-- Recorded information follows --

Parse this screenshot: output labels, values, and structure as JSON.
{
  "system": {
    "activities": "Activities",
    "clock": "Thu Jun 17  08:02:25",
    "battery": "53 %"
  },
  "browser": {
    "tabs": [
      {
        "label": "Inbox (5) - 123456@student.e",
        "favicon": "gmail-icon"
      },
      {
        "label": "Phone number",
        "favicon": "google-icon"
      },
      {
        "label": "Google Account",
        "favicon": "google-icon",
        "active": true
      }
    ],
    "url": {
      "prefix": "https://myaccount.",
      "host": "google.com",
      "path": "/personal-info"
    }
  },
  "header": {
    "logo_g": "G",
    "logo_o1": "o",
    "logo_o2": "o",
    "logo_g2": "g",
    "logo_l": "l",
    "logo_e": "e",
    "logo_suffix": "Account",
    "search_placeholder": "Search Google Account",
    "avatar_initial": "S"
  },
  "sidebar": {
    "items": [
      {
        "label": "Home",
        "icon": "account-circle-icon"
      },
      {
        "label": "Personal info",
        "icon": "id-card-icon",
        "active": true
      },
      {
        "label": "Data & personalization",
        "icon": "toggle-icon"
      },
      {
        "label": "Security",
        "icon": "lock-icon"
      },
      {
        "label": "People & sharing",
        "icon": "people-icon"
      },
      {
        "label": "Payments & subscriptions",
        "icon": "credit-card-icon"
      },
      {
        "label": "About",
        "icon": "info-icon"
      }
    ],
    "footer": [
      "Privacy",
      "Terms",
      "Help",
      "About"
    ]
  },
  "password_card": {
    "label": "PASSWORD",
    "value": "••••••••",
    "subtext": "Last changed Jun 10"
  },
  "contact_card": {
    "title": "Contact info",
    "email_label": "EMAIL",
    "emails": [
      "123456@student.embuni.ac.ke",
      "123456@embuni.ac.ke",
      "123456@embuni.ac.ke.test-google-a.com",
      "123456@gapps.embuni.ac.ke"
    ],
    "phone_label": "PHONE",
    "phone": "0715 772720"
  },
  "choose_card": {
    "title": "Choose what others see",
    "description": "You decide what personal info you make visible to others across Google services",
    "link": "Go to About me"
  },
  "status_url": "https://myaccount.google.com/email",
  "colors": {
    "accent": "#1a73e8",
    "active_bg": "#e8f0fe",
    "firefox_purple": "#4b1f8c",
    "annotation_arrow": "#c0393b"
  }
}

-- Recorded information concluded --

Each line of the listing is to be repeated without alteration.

Parse this screenshot: output labels, values, and structure as JSON.
{
  "system": {
    "activities": "Activities",
    "clock": "Thu Jun 17  08:02:25",
    "battery": "53 %"
  },
  "browser": {
    "tabs": [
      {
        "label": "Inbox (5) - 123456@student.e",
        "favicon": "gmail-icon"
      },
      {
        "label": "Phone number",
        "favicon": "google-icon"
      },
      {
        "label": "Google Account",
        "favicon": "google-icon",
        "active": true
      }
    ],
    "url": {
      "prefix": "https://myaccount.",
      "host": "google.com",
      "path": "/personal-info"
    }
  },
  "header": {
    "logo_g": "G",
    "logo_o1": "o",
    "logo_o2": "o",
    "logo_g2": "g",
    "logo_l": "l",
    "logo_e": "e",
    "logo_suffix": "Account",
    "search_placeholder": "Search Google Account",
    "avatar_initial": "S"
  },
  "sidebar": {
    "items": [
      {
        "label": "Home",
        "icon": "account-circle-icon"
      },
      {
        "label": "Personal info",
        "icon": "id-card-icon",
        "active": true
      },
      {
        "label": "Data & personalization",
        "icon": "toggle-icon"
      },
      {
        "label": "Security",
        "icon": "lock-icon"
      },
      {
        "label": "People & sharing",
        "icon": "people-icon"
      },
      {
        "label": "Payments & subscriptions",
        "icon": "credit-card-icon"
      },
      {
        "label": "About",
        "icon": "info-icon"
      }
    ],
    "footer": [
      "Privacy",
      "Terms",
      "Help",
      "About"
    ]
  },
  "password_card": {
    "label": "PASSWORD",
    "value": "••••••••",
    "subtext": "Last changed Jun 10"
  },
  "contact_card": {
    "title": "Contact info",
    "email_label": "EMAIL",
    "emails": [
      "123456@student.embuni.ac.ke",
      "123456@embuni.ac.ke",
      "123456@embuni.ac.ke.test-google-a.com",
      "123456@gapps.embuni.ac.ke"
    ],
    "phone_label": "PHONE",
    "phone": "0715 772720"
  },
  "choose_card": {
    "title": "Choose what others see",
    "description": "You decide what personal info you make visible to others across Google services",
    "link": "Go to About me"
  },
  "status_url": "https://myaccount.google.com/email",
  "colors": {
    "accent": "#1a73e8",
    "active_bg": "#e8f0fe",
    "firefox_purple": "#4b1f8c",
    "annotation_arrow": "#c0393b"
  }
}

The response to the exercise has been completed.